Data records for software interfaces:
● ● ● ● ● ● ●
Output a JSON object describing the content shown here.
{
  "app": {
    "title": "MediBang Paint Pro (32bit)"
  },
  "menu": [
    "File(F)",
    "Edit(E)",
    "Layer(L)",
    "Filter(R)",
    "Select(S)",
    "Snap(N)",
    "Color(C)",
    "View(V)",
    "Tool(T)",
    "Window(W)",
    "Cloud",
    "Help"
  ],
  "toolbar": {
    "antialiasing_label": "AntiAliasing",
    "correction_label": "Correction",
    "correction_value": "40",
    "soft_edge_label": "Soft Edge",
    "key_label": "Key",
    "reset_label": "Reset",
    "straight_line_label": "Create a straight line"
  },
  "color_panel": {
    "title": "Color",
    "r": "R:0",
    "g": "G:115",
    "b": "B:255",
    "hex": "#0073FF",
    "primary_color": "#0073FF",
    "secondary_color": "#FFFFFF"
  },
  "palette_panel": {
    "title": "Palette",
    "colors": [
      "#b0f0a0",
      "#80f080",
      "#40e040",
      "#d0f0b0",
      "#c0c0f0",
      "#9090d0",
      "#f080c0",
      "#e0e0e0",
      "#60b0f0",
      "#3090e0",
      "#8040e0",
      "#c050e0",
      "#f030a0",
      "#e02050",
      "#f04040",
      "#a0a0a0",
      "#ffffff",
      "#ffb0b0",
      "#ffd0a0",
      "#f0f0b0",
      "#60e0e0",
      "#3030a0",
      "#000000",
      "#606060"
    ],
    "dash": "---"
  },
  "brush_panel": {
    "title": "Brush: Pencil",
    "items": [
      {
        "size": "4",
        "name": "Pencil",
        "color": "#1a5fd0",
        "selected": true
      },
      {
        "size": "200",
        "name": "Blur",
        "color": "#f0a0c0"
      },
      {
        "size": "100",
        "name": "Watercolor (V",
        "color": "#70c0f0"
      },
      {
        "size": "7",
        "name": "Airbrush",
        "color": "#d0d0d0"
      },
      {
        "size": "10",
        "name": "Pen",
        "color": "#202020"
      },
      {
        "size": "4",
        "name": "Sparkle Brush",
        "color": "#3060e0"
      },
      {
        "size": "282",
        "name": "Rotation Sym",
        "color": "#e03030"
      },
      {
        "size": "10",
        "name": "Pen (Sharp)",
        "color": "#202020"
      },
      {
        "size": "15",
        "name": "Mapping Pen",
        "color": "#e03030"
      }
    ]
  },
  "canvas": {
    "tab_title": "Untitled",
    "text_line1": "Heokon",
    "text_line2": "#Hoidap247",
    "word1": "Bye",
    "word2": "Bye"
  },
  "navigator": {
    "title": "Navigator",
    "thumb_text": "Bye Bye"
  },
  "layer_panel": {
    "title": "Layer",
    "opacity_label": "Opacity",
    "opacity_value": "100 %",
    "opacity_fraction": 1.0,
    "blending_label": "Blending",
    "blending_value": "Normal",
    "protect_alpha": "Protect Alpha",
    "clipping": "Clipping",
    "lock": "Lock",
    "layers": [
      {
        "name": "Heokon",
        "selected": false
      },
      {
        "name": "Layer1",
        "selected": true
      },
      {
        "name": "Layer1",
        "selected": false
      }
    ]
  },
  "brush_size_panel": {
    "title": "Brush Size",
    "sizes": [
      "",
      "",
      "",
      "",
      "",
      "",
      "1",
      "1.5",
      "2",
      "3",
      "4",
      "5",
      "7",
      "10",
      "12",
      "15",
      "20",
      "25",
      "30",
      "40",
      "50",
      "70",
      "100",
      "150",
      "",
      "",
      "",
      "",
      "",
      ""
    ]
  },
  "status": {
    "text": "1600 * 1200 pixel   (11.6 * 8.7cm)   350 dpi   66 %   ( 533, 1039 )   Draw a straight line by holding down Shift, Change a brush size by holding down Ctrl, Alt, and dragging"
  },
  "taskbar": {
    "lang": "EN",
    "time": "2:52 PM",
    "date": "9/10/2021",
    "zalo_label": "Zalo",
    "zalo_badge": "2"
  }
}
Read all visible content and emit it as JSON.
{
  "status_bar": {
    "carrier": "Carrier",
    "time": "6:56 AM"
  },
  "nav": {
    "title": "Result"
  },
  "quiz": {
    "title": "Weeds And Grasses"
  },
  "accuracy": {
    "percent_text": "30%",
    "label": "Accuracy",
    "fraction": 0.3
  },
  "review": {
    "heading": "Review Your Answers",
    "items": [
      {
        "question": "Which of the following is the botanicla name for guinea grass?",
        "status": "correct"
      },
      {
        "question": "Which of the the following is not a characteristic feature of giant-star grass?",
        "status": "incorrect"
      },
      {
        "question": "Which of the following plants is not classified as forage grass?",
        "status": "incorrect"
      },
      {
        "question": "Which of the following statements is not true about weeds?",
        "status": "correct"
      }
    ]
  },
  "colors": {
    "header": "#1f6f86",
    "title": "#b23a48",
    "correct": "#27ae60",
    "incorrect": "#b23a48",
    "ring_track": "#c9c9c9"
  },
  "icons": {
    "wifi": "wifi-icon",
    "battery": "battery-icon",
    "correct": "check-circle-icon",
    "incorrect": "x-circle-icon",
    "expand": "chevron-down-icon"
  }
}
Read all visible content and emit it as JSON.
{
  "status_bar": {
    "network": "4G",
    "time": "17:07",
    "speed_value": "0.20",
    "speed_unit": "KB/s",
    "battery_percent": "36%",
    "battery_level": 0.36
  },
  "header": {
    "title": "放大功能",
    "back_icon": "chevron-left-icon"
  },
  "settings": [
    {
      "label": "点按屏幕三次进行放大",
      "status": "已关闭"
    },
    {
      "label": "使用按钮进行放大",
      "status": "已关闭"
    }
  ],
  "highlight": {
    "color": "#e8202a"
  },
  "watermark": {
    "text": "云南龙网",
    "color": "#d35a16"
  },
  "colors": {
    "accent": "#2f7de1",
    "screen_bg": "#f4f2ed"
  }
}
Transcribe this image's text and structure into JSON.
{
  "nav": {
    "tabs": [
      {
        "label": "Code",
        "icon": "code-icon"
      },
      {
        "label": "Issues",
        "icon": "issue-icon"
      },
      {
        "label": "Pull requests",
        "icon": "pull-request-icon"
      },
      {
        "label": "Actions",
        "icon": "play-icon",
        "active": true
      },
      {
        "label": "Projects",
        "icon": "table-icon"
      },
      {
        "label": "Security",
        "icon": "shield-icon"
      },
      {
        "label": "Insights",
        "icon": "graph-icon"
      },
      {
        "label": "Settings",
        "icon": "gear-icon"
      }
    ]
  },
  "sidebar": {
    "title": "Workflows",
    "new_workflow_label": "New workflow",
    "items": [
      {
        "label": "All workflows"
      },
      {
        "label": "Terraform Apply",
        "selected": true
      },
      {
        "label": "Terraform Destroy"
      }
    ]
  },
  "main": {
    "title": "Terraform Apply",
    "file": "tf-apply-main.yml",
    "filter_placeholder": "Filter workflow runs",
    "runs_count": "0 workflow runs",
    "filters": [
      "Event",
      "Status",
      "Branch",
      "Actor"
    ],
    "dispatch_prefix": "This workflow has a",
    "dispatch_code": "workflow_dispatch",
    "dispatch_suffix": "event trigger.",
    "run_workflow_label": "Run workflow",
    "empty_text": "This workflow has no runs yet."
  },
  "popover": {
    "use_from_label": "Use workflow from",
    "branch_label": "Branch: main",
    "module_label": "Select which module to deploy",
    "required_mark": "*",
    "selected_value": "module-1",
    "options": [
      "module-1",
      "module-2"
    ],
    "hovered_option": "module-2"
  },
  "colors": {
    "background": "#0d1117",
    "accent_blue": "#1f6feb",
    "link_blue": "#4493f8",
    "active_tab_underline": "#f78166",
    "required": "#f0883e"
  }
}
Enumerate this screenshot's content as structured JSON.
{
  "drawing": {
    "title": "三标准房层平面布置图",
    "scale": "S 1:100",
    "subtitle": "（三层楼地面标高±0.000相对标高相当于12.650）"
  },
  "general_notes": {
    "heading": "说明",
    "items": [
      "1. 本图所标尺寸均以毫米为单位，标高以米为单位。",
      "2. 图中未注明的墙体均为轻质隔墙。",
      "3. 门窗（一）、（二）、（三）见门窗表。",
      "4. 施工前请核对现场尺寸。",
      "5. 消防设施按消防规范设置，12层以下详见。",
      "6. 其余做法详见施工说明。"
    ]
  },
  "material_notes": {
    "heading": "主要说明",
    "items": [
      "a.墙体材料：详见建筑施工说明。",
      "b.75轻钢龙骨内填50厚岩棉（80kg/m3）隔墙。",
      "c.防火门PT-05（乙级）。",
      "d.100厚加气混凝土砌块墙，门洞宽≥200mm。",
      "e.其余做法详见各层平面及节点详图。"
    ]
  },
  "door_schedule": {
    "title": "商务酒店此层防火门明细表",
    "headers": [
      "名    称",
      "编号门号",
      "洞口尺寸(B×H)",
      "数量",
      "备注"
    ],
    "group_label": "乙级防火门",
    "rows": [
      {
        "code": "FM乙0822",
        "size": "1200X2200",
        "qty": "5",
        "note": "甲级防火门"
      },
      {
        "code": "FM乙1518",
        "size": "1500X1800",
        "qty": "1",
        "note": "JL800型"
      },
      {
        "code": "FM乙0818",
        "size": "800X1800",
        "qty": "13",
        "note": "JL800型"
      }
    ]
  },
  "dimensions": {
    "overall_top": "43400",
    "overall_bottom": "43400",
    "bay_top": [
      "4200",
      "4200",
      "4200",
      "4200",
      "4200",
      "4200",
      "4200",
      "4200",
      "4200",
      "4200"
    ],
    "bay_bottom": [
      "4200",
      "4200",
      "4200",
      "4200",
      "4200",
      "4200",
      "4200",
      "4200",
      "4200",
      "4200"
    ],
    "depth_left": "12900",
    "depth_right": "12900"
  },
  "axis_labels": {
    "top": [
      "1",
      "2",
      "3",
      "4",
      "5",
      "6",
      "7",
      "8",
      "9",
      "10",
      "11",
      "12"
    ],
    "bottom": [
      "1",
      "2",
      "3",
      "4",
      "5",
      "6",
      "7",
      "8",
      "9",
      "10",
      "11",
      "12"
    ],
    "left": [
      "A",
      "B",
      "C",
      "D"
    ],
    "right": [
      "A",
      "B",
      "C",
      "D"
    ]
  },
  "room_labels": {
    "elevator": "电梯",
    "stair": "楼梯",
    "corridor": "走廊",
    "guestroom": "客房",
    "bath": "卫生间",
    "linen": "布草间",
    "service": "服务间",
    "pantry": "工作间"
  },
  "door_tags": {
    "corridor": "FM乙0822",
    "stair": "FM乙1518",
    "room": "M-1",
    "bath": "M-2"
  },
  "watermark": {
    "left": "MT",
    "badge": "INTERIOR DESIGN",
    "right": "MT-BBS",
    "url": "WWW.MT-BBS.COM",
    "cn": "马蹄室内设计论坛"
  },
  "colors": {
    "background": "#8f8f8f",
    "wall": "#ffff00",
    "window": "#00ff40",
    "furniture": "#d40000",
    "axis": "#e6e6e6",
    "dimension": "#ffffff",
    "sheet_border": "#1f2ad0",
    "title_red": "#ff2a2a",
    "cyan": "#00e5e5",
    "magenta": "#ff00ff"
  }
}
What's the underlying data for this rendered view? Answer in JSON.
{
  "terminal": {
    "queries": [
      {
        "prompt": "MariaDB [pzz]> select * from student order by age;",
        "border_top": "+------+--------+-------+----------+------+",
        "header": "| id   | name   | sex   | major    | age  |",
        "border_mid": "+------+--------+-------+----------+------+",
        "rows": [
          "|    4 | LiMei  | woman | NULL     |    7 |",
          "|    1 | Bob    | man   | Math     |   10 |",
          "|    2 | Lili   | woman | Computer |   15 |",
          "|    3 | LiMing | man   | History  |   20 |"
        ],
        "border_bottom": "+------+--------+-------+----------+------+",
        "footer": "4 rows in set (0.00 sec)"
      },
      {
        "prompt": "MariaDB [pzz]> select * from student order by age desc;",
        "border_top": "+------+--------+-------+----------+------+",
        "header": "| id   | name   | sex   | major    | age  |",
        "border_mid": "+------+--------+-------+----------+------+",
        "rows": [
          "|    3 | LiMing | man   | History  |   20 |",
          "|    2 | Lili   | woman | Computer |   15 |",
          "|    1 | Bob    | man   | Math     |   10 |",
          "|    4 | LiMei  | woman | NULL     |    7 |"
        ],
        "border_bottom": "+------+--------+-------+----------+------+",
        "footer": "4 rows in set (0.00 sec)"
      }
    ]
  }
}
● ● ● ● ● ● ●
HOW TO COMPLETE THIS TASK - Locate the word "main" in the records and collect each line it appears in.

TASK SOLUTION -
  "main": {
    "file": "tf-apply-main.yml",
    "branch_label": "Branch: main",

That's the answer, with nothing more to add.